[Data items]
________

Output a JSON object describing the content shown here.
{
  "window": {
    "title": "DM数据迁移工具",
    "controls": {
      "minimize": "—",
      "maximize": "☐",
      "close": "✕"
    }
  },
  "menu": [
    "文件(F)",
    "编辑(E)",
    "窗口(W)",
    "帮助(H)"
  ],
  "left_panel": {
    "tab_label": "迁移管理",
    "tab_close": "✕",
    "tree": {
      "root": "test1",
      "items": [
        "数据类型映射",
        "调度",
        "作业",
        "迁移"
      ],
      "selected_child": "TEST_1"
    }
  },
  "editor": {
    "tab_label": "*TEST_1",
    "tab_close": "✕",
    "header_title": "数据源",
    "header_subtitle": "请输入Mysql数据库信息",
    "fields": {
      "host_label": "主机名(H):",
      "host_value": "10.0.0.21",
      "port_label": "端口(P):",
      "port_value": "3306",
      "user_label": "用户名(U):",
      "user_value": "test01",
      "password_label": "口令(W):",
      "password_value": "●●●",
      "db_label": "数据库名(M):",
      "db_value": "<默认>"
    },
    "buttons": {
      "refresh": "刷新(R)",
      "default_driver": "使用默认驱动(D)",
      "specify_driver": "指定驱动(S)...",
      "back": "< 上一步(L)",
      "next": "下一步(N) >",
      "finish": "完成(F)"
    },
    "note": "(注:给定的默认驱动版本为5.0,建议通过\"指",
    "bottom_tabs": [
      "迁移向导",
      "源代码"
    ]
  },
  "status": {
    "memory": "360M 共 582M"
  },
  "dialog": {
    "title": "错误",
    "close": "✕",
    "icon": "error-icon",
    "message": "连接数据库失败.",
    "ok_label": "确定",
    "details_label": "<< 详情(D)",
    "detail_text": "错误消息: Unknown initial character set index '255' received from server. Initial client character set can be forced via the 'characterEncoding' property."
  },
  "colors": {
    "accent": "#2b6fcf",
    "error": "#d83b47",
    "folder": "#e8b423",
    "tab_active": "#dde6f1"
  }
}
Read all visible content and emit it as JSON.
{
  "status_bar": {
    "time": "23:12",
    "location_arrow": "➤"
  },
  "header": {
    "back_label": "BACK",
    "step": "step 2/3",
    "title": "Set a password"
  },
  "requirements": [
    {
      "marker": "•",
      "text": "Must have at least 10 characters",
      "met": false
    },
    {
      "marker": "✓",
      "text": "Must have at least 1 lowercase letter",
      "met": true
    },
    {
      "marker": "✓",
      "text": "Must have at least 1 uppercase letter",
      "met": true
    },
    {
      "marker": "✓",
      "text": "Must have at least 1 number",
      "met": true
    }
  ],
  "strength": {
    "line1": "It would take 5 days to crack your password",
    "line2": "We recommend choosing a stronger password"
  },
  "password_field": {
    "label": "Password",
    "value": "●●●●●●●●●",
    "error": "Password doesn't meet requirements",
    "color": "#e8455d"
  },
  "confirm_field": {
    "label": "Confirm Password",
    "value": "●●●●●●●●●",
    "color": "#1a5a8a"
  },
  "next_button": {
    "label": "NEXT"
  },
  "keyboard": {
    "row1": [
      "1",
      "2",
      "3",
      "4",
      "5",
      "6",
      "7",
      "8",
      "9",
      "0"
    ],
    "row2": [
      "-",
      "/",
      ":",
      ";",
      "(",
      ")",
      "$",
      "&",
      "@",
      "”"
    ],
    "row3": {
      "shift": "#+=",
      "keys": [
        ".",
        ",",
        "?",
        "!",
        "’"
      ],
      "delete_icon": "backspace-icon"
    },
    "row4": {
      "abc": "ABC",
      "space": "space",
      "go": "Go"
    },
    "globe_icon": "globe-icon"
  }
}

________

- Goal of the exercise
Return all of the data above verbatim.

- Reply to the task
Output a JSON object describing the content shown here.
{
  "window": {
    "title": "DM数据迁移工具",
    "controls": {
      "minimize": "—",
      "maximize": "☐",
      "close": "✕"
    }
  },
  "menu": [
    "文件(F)",
    "编辑(E)",
    "窗口(W)",
    "帮助(H)"
  ],
  "left_panel": {
    "tab_label": "迁移管理",
    "tab_close": "✕",
    "tree": {
      "root": "test1",
      "items": [
        "数据类型映射",
        "调度",
        "作业",
        "迁移"
      ],
      "selected_child": "TEST_1"
    }
  },
  "editor": {
    "tab_label": "*TEST_1",
    "tab_close": "✕",
    "header_title": "数据源",
    "header_subtitle": "请输入Mysql数据库信息",
    "fields": {
      "host_label": "主机名(H):",
      "host_value": "10.0.0.21",
      "port_label": "端口(P):",
      "port_value": "3306",
      "user_label": "用户名(U):",
      "user_value": "test01",
      "password_label": "口令(W):",
      "password_value": "●●●",
      "db_label": "数据库名(M):",
      "db_value": "<默认>"
    },
    "buttons": {
      "refresh": "刷新(R)",
      "default_driver": "使用默认驱动(D)",
      "specify_driver": "指定驱动(S)...",
      "back": "< 上一步(L)",
      "next": "下一步(N) >",
      "finish": "完成(F)"
    },
    "note": "(注:给定的默认驱动版本为5.0,建议通过\"指",
    "bottom_tabs": [
      "迁移向导",
      "源代码"
    ]
  },
  "status": {
    "memory": "360M 共 582M"
  },
  "dialog": {
    "title": "错误",
    "close": "✕",
    "icon": "error-icon",
    "message": "连接数据库失败.",
    "ok_label": "确定",
    "details_label": "<< 详情(D)",
    "detail_text": "错误消息: Unknown initial character set index '255' received from server. Initial client character set can be forced via the 'characterEncoding' property."
  },
  "colors": {
    "accent": "#2b6fcf",
    "error": "#d83b47",
    "folder": "#e8b423",
    "tab_active": "#dde6f1"
  }
}
Read all visible content and emit it as JSON.
{
  "status_bar": {
    "time": "23:12",
    "location_arrow": "➤"
  },
  "header": {
    "back_label": "BACK",
    "step": "step 2/3",
    "title": "Set a password"
  },
  "requirements": [
    {
      "marker": "•",
      "text": "Must have at least 10 characters",
      "met": false
    },
    {
      "marker": "✓",
      "text": "Must have at least 1 lowercase letter",
      "met": true
    },
    {
      "marker": "✓",
      "text": "Must have at least 1 uppercase letter",
      "met": true
    },
    {
      "marker": "✓",
      "text": "Must have at least 1 number",
      "met": true
    }
  ],
  "strength": {
    "line1": "It would take 5 days to crack your password",
    "line2": "We recommend choosing a stronger password"
  },
  "password_field": {
    "label": "Password",
    "value": "●●●●●●●●●",
    "error": "Password doesn't meet requirements",
    "color": "#e8455d"
  },
  "confirm_field": {
    "label": "Confirm Password",
    "value": "●●●●●●●●●",
    "color": "#1a5a8a"
  },
  "next_button": {
    "label": "NEXT"
  },
  "keyboard": {
    "row1": [
      "1",
      "2",
      "3",
      "4",
      "5",
      "6",
      "7",
      "8",
      "9",
      "0"
    ],
    "row2": [
      "-",
      "/",
      ":",
      ";",
      "(",
      ")",
      "$",
      "&",
      "@",
      "”"
    ],
    "row3": {
      "shift": "#+=",
      "keys": [
        ".",
        ",",
        "?",
        "!",
        "’"
      ],
      "delete_icon": "backspace-icon"
    },
    "row4": {
      "abc": "ABC",
      "space": "space",
      "go": "Go"
    },
    "globe_icon": "globe-icon"
  }
}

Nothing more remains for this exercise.